Playoff ban for new opt-in FHSAA members sparks ire
TAMPA - On April 14, Gov. Rick Scott signed into law an education bill that, in part, established changes to the present structure of the Florida High School Athletic Association, forcing the organization to allow schools to opt-in to membership on a per-sport basis.
Now the FHSAA - which has been in charge of high school athletics in Florida since 1920 - is fighting back with what some are calling "retaliatory" policies, and state legislators are threatening to take action.
Before the passage of House Bill 7029, schools were required to be full members of the FHSAA for all the sports in which they competed. The legislation, which goes into effect July 1, states that not only can private schools now join on a per-sport basis, but the FHSAA "may not discourage a private school from simultaneously maintaining membership in another athletic association."
Still, in the FHSAA's application for private school membership for the 2016-17 school year, it provides a chart listing the benefits of "full membership" and "partial membership," with the latter not including the option of participating in the state playoffs. Essentially, opt-in members will be treated like independent schools, which have to join a secondary athletic association in order to participate in postseason play.
"That language has never changed going back to 1999," said Kyle Niblett, FHSAA public relations specialist. "If they're a partial member, none of their sports can compete in the state playoffs."

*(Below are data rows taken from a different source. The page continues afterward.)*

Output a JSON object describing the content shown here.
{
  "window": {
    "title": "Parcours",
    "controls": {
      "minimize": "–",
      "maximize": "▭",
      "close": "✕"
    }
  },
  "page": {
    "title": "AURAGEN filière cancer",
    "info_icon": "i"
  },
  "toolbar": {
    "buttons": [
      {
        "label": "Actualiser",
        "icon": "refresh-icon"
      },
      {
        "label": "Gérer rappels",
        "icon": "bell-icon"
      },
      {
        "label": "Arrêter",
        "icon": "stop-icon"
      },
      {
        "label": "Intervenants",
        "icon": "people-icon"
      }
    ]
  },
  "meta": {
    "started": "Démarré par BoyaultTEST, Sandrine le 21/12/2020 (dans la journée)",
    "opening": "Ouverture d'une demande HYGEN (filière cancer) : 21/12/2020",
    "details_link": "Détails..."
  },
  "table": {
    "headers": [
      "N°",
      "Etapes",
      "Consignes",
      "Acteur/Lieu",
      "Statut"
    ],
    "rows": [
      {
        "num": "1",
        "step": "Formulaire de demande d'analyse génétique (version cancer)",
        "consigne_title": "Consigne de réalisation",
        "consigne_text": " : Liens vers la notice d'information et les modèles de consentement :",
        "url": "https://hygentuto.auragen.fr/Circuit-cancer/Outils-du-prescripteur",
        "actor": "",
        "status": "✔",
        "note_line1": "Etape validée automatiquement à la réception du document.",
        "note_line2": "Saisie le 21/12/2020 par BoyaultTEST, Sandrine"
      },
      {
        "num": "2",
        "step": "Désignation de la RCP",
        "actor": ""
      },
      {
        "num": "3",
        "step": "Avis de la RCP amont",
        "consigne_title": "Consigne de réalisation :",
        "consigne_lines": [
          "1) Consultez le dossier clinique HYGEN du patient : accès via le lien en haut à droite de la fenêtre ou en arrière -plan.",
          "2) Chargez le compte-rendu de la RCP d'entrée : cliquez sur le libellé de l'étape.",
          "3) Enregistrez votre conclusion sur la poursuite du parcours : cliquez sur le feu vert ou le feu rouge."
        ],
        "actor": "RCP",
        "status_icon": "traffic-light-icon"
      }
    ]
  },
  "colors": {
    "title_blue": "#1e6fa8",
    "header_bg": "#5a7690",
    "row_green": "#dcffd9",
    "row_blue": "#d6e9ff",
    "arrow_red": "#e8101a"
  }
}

As far as Rep. Ross Spano is concerned, that policy is in direct violation of the new law.